Requirement
Make the copy match the entries below exactly, with no pictures carried over.

[Excerpts from an interface dataset]

___

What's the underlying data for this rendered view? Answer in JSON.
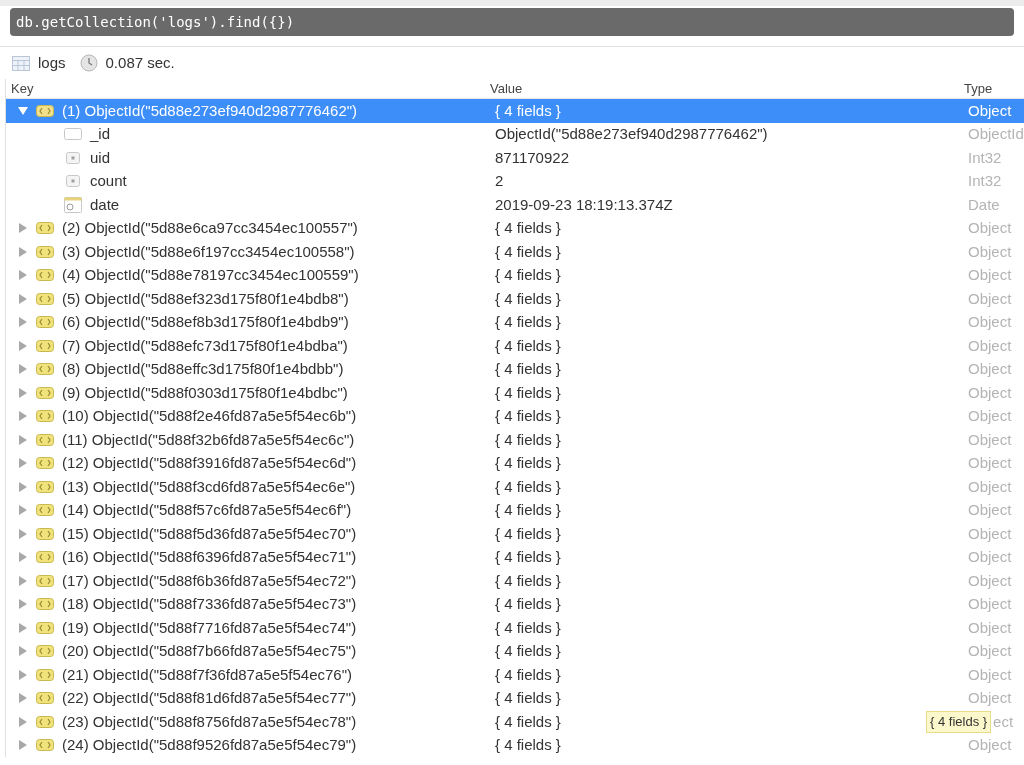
{
  "query": {
    "text": "db.getCollection('logs').find({})"
  },
  "result_bar": {
    "collection": "logs",
    "time": "0.087 sec."
  },
  "table": {
    "columns": [
      "Key",
      "Value",
      "Type"
    ],
    "rows": [
      {
        "key": "(1) ObjectId(\"5d88e273ef940d2987776462\")",
        "value": "{ 4 fields }",
        "type": "Object",
        "selected": true,
        "expanded": true,
        "children": [
          {
            "kind": "id",
            "key": "_id",
            "value": "ObjectId(\"5d88e273ef940d2987776462\")",
            "type": "ObjectId"
          },
          {
            "kind": "int",
            "key": "uid",
            "value": "871170922",
            "type": "Int32"
          },
          {
            "kind": "int",
            "key": "count",
            "value": "2",
            "type": "Int32"
          },
          {
            "kind": "date",
            "key": "date",
            "value": "2019-09-23 18:19:13.374Z",
            "type": "Date"
          }
        ]
      },
      {
        "key": "(2) ObjectId(\"5d88e6ca97cc3454ec100557\")",
        "value": "{ 4 fields }",
        "type": "Object",
        "selected": false,
        "expanded": false
      },
      {
        "key": "(3) ObjectId(\"5d88e6f197cc3454ec100558\")",
        "value": "{ 4 fields }",
        "type": "Object",
        "selected": false,
        "expanded": false
      },
      {
        "key": "(4) ObjectId(\"5d88e78197cc3454ec100559\")",
        "value": "{ 4 fields }",
        "type": "Object",
        "selected": false,
        "expanded": false
      },
      {
        "key": "(5) ObjectId(\"5d88ef323d175f80f1e4bdb8\")",
        "value": "{ 4 fields }",
        "type": "Object",
        "selected": false,
        "expanded": false
      },
      {
        "key": "(6) ObjectId(\"5d88ef8b3d175f80f1e4bdb9\")",
        "value": "{ 4 fields }",
        "type": "Object",
        "selected": false,
        "expanded": false
      },
      {
        "key": "(7) ObjectId(\"5d88efc73d175f80f1e4bdba\")",
        "value": "{ 4 fields }",
        "type": "Object",
        "selected": false,
        "expanded": false
      },
      {
        "key": "(8) ObjectId(\"5d88effc3d175f80f1e4bdbb\")",
        "value": "{ 4 fields }",
        "type": "Object",
        "selected": false,
        "expanded": false
      },
      {
        "key": "(9) ObjectId(\"5d88f0303d175f80f1e4bdbc\")",
        "value": "{ 4 fields }",
        "type": "Object",
        "selected": false,
        "expanded": false
      },
      {
        "key": "(10) ObjectId(\"5d88f2e46fd87a5e5f54ec6b\")",
        "value": "{ 4 fields }",
        "type": "Object",
        "selected": false,
        "expanded": false
      },
      {
        "key": "(11) ObjectId(\"5d88f32b6fd87a5e5f54ec6c\")",
        "value": "{ 4 fields }",
        "type": "Object",
        "selected": false,
        "expanded": false
      },
      {
        "key": "(12) ObjectId(\"5d88f3916fd87a5e5f54ec6d\")",
        "value": "{ 4 fields }",
        "type": "Object",
        "selected": false,
        "expanded": false
      },
      {
        "key": "(13) ObjectId(\"5d88f3cd6fd87a5e5f54ec6e\")",
        "value": "{ 4 fields }",
        "type": "Object",
        "selected": false,
        "expanded": false
      },
      {
        "key": "(14) ObjectId(\"5d88f57c6fd87a5e5f54ec6f\")",
        "value": "{ 4 fields }",
        "type": "Object",
        "selected": false,
        "expanded": false
      },
      {
        "key": "(15) ObjectId(\"5d88f5d36fd87a5e5f54ec70\")",
        "value": "{ 4 fields }",
        "type": "Object",
        "selected": false,
        "expanded": false
      },
      {
        "key": "(16) ObjectId(\"5d88f6396fd87a5e5f54ec71\")",
        "value": "{ 4 fields }",
        "type": "Object",
        "selected": false,
        "expanded": false
      },
      {
        "key": "(17) ObjectId(\"5d88f6b36fd87a5e5f54ec72\")",
        "value": "{ 4 fields }",
        "type": "Object",
        "selected": false,
        "expanded": false
      },
      {
        "key": "(18) ObjectId(\"5d88f7336fd87a5e5f54ec73\")",
        "value": "{ 4 fields }",
        "type": "Object",
        "selected": false,
        "expanded": false
      },
      {
        "key": "(19) ObjectId(\"5d88f7716fd87a5e5f54ec74\")",
        "value": "{ 4 fields }",
        "type": "Object",
        "selected": false,
        "expanded": false
      },
      {
        "key": "(20) ObjectId(\"5d88f7b66fd87a5e5f54ec75\")",
        "value": "{ 4 fields }",
        "type": "Object",
        "selected": false,
        "expanded": false
      },
      {
        "key": "(21) ObjectId(\"5d88f7f36fd87a5e5f54ec76\")",
        "value": "{ 4 fields }",
        "type": "Object",
        "selected": false,
        "expanded": false
      },
      {
        "key": "(22) ObjectId(\"5d88f81d6fd87a5e5f54ec77\")",
        "value": "{ 4 fields }",
        "type": "Object",
        "selected": false,
        "expanded": false
      },
      {
        "key": "(23) ObjectId(\"5d88f8756fd87a5e5f54ec78\")",
        "value": "{ 4 fields }",
        "type": "ect",
        "tooltip": "{ 4 fields }",
        "selected": false,
        "expanded": false
      },
      {
        "key": "(24) ObjectId(\"5d88f9526fd87a5e5f54ec79\")",
        "value": "{ 4 fields }",
        "type": "Object",
        "selected": false,
        "expanded": false
      }
    ]
  }
}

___

Task response
What's the underlying data for this rendered view? Answer in JSON.
{
  "query": {
    "text": "db.getCollection('logs').find({})"
  },
  "result_bar": {
    "collection": "logs",
    "time": "0.087 sec."
  },
  "table": {
    "columns": [
      "Key",
      "Value",
      "Type"
    ],
    "rows": [
      {
        "key": "(1) ObjectId(\"5d88e273ef940d2987776462\")",
        "value": "{ 4 fields }",
        "type": "Object",
        "selected": true,
        "expanded": true,
        "children": [
          {
            "kind": "id",
            "key": "_id",
            "value": "ObjectId(\"5d88e273ef940d2987776462\")",
            "type": "ObjectId"
          },
          {
            "kind": "int",
            "key": "uid",
            "value": "871170922",
            "type": "Int32"
          },
          {
            "kind": "int",
            "key": "count",
            "value": "2",
            "type": "Int32"
          },
          {
            "kind": "date",
            "key": "date",
            "value": "2019-09-23 18:19:13.374Z",
            "type": "Date"
          }
        ]
      },
      {
        "key": "(2) ObjectId(\"5d88e6ca97cc3454ec100557\")",
        "value": "{ 4 fields }",
        "type": "Object",
        "selected": false,
        "expanded": false
      },
      {
        "key": "(3) ObjectId(\"5d88e6f197cc3454ec100558\")",
        "value": "{ 4 fields }",
        "type": "Object",
        "selected": false,
        "expanded": false
      },
      {
        "key": "(4) ObjectId(\"5d88e78197cc3454ec100559\")",
        "value": "{ 4 fields }",
        "type": "Object",
        "selected": false,
        "expanded": false
      },
      {
        "key": "(5) ObjectId(\"5d88ef323d175f80f1e4bdb8\")",
        "value": "{ 4 fields }",
        "type": "Object",
        "selected": false,
        "expanded": false
      },
      {
        "key": "(6) ObjectId(\"5d88ef8b3d175f80f1e4bdb9\")",
        "value": "{ 4 fields }",
        "type": "Object",
        "selected": false,
        "expanded": false
      },
      {
        "key": "(7) ObjectId(\"5d88efc73d175f80f1e4bdba\")",
        "value": "{ 4 fields }",
        "type": "Object",
        "selected": false,
        "expanded": false
      },
      {
        "key": "(8) ObjectId(\"5d88effc3d175f80f1e4bdbb\")",
        "value": "{ 4 fields }",
        "type": "Object",
        "selected": false,
        "expanded": false
      },
      {
        "key": "(9) ObjectId(\"5d88f0303d175f80f1e4bdbc\")",
        "value": "{ 4 fields }",
        "type": "Object",
        "selected": false,
        "expanded": false
      },
      {
        "key": "(10) ObjectId(\"5d88f2e46fd87a5e5f54ec6b\")",
        "value": "{ 4 fields }",
        "type": "Object",
        "selected": false,
        "expanded": false
      },
      {
        "key": "(11) ObjectId(\"5d88f32b6fd87a5e5f54ec6c\")",
        "value": "{ 4 fields }",
        "type": "Object",
        "selected": false,
        "expanded": false
      },
      {
        "key": "(12) ObjectId(\"5d88f3916fd87a5e5f54ec6d\")",
        "value": "{ 4 fields }",
        "type": "Object",
        "selected": false,
        "expanded": false
      },
      {
        "key": "(13) ObjectId(\"5d88f3cd6fd87a5e5f54ec6e\")",
        "value": "{ 4 fields }",
        "type": "Object",
        "selected": false,
        "expanded": false
      },
      {
        "key": "(14) ObjectId(\"5d88f57c6fd87a5e5f54ec6f\")",
        "value": "{ 4 fields }",
        "type": "Object",
        "selected": false,
        "expanded": false
      },
      {
        "key": "(15) ObjectId(\"5d88f5d36fd87a5e5f54ec70\")",
        "value": "{ 4 fields }",
        "type": "Object",
        "selected": false,
        "expanded": false
      },
      {
        "key": "(16) ObjectId(\"5d88f6396fd87a5e5f54ec71\")",
        "value": "{ 4 fields }",
        "type": "Object",
        "selected": false,
        "expanded": false
      },
      {
        "key": "(17) ObjectId(\"5d88f6b36fd87a5e5f54ec72\")",
        "value": "{ 4 fields }",
        "type": "Object",
        "selected": false,
        "expanded": false
      },
      {
        "key": "(18) ObjectId(\"5d88f7336fd87a5e5f54ec73\")",
        "value": "{ 4 fields }",
        "type": "Object",
        "selected": false,
        "expanded": false
      },
      {
        "key": "(19) ObjectId(\"5d88f7716fd87a5e5f54ec74\")",
        "value": "{ 4 fields }",
        "type": "Object",
        "selected": false,
        "expanded": false
      },
      {
        "key": "(20) ObjectId(\"5d88f7b66fd87a5e5f54ec75\")",
        "value": "{ 4 fields }",
        "type": "Object",
        "selected": false,
        "expanded": false
      },
      {
        "key": "(21) ObjectId(\"5d88f7f36fd87a5e5f54ec76\")",
        "value": "{ 4 fields }",
        "type": "Object",
        "selected": false,
        "expanded": false
      },
      {
        "key": "(22) ObjectId(\"5d88f81d6fd87a5e5f54ec77\")",
        "value": "{ 4 fields }",
        "type": "Object",
        "selected": false,
        "expanded": false
      },
      {
        "key": "(23) ObjectId(\"5d88f8756fd87a5e5f54ec78\")",
        "value": "{ 4 fields }",
        "type": "ect",
        "tooltip": "{ 4 fields }",
        "selected": false,
        "expanded": false
      },
      {
        "key": "(24) ObjectId(\"5d88f9526fd87a5e5f54ec79\")",
        "value": "{ 4 fields }",
        "type": "Object",
        "selected": false,
        "expanded": false
      }
    ]
  }
}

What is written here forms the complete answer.